The editors of the new tumblr, LGBT Po-Russki, which we posted about recently, send us their most recent editorial in English, hoping for your feedback and for sharing, to reach a wider audience.
Last weekend, New York hosted PROPAGANDA: A Festival Celebrating Russian Voices. The Sunday session featured the reading of Tess Berry-Hart’s play SOCHI 2014 narrating real stories of homophobic abuse, isolation and arrests facing Russian LGBTQ people in pre-Olympic Russia.The emotional performance was followed by a discussion with a Russian journalist Masha Gessen, the president of Spectrum Human Rights Alliance Larry Poltavsev, and an Olympic athlete Derrick Adkins. The panel discussed a number of strategies to support Russian LGBTQ community, by assisting LGBTQ asylees, exerting pressure on the Olympic committee and sponsors, and the more controversial strategy of boycotting the Olympics. Masha Gessen brought up an interesting point: perhaps, whether we should boycott or attend the Olympics to speak up in support of LGBTQ rights is not the right question. As long as the act sends the right message against the LGBTQ repressions to the Russian authorities, it is the right thing to do. Taking it even further, she suggested that in general, when it comes to the violations of human rights in Russia, responding by “doing the right thing” can be important in and of itself, whether it turns out to be efficient or not.At LGBTpo-russki, we sided with this point, but we disagreed with Masha Gessen when she questioned the chances of international community to reach a broad Russian audience, since any pro-LGBTQ message will likely be blocked by the non-democratic regime controlling the media. We take a more optimistic stance. Yes, the mass-media are controlled by the totalitarian government. But there are online spaces where LGBTQ people can speak and be heard. There are projects like “Deti-404”, an online forum where Russian LGBTQ teens share their stories, and there are projects like ours, where positive messages about LGBTQ people are made available to the Russian people in Russian. We may not be reaching a broad audience (yet), because people rarely venture into checking the media sources that go against their current views, but that issue holds even in democratic societies with free speech.

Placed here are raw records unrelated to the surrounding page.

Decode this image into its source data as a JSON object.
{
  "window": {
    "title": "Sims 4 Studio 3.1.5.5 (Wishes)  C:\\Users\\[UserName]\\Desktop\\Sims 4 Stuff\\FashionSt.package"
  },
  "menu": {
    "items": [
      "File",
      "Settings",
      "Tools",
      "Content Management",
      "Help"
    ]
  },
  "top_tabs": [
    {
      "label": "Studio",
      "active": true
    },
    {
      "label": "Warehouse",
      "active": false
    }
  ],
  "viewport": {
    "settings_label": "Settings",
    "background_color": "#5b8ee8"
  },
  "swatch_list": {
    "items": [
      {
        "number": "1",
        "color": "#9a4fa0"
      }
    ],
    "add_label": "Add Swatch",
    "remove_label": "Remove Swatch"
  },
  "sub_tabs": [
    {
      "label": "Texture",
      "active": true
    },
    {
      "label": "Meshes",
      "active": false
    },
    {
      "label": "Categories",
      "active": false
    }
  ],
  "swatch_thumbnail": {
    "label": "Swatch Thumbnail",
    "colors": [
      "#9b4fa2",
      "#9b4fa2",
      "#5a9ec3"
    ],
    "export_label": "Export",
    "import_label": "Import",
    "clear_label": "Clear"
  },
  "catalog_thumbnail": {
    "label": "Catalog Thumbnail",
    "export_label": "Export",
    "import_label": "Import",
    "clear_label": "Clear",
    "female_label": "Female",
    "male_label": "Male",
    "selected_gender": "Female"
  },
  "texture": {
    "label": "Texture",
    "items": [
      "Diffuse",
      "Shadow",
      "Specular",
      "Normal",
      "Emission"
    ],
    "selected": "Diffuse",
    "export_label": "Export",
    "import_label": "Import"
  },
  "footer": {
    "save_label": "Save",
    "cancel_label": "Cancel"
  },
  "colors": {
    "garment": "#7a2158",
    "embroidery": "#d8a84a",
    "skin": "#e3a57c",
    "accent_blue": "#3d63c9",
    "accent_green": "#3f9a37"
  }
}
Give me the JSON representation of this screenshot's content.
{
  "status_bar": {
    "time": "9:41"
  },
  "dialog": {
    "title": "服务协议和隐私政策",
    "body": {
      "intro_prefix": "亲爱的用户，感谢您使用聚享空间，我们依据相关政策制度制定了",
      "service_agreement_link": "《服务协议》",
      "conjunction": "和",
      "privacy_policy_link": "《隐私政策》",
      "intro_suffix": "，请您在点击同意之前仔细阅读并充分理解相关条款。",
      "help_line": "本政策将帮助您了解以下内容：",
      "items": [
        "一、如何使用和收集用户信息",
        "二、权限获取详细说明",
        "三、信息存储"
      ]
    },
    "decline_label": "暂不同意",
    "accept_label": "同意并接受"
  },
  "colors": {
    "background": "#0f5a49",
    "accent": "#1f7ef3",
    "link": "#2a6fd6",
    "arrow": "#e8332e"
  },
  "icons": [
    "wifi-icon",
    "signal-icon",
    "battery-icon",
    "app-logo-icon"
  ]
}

With the help of our LGBTQ members and allies in Russia, we will keep reaching more and more Russian people. We will keep sending loud messages about LGBTQ rights to Russia, even if only a few can hear us. After all, that is what “doing the right thing” means to us.LGBT po-russki